  • Ensuring Fairness. Businesses should be careful to ensure that their use of artificial intelligence does not discriminate against any protected class. That means that businesses should look both at the data inputted into an algorithm, such as whether a model looks at protected characteristics “or proxies for such factors, such as census tract[,]” and also whether the outcome of an algorithmic decision has a disparate impact on protected classes.[7] In addition, in the interest of fairness, businesses should give consumers an opportunity to correct or dispute any information used to make decisions about them.[8]
  • Accuracy of data. Data used in algorithmic decision-making should be accurate and up-to-date. Businesses that provide data about their customers to others for use in automated decision-making (i.e. “furnishers” of data) should ensure that such data is accurate. Furthermore, any artificial intelligence models used by businesses should not only be developed and validated using accepted statistical principles and methodology, but should also be “periodically revalidated . . . and adjusted as necessary to maintain predictive ability.”[9]
  • Holding Oneself Accountable. Smith identifies four key questions that businesses should ask themselves to hold themselves accountable when using algorithmic decision-making: (1) “How representative is your data set?” (2) “Does your data model account for biases?” (3) “How accurate are your predictions based on big data?” and (4) “Does your reliance on big data raise ethical or fairness concerns?” In addition, businesses should protect their algorithms from any unauthorized use or abuse, and should consider using outside, objective observers to test the fairness and accuracy of their algorithms.

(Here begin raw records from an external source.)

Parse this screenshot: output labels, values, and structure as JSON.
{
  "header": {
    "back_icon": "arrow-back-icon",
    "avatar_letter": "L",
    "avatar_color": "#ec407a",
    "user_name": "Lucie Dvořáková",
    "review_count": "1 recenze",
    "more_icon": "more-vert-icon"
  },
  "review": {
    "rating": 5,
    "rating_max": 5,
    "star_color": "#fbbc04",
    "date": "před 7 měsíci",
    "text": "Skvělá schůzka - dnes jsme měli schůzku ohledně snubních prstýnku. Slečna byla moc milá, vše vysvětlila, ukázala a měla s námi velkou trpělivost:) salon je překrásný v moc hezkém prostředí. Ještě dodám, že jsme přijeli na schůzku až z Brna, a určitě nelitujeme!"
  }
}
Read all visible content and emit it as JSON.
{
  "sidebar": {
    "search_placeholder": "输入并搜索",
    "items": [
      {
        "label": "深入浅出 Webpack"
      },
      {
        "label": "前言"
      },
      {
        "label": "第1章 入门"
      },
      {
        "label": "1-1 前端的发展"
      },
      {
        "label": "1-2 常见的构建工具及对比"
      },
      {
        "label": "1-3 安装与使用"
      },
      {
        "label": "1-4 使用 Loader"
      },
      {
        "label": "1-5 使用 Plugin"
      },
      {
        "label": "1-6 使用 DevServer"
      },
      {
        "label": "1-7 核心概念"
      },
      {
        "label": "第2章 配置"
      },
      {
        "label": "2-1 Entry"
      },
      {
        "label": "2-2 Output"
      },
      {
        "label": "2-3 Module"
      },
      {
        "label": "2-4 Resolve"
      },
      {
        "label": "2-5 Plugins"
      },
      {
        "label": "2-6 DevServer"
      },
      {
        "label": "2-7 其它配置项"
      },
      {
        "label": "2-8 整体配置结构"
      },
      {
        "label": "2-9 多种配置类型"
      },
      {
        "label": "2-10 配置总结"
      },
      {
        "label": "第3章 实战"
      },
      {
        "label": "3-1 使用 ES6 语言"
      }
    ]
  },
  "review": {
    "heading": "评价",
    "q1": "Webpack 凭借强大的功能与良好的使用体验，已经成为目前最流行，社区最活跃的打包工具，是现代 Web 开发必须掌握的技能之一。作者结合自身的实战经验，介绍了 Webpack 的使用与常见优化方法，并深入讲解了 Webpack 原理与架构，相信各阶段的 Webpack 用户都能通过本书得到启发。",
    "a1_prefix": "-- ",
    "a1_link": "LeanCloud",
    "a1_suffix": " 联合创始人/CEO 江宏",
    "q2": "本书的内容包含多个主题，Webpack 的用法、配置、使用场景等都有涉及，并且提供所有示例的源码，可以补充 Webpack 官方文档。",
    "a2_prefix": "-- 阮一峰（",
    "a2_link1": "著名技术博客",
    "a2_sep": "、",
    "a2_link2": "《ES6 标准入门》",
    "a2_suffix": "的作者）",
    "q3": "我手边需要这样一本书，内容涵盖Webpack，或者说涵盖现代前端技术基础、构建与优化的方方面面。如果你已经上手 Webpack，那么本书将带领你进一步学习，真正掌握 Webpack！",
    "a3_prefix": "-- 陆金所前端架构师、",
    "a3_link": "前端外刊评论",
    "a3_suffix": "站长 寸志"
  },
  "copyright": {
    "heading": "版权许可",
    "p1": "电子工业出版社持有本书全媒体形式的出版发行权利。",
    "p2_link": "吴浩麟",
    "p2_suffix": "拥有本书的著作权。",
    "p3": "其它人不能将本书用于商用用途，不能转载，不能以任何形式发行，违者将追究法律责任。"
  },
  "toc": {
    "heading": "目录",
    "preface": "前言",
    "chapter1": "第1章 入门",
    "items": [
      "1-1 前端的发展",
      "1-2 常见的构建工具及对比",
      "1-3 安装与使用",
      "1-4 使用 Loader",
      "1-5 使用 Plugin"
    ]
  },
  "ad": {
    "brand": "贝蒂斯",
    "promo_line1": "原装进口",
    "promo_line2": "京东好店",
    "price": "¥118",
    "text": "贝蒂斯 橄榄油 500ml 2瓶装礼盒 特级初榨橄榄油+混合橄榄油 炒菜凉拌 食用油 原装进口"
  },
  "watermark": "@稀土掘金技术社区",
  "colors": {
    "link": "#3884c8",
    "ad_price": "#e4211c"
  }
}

Key Takeaways

While using artificial intelligence and algorithmic decision-making can help businesses operate efficiently and reduce costs, businesses should keep in mind the above guidance by taking a proactive approach in protecting themselves from litigation risk, whether in the form of consumer class actions or FTC enforcement actions, and also as part of good corporate governance in a data-driven age.

[1] “Using Artificial Intelligence and Algorithms,” Business Blog, Federal Trade Commission (April 8, 2020),

[2] Id.

[3] Id.

[4] Id.

[5] Id. (emphasis in original).

[6] Id.

[7] Id.

[8] Id.

[9] Id.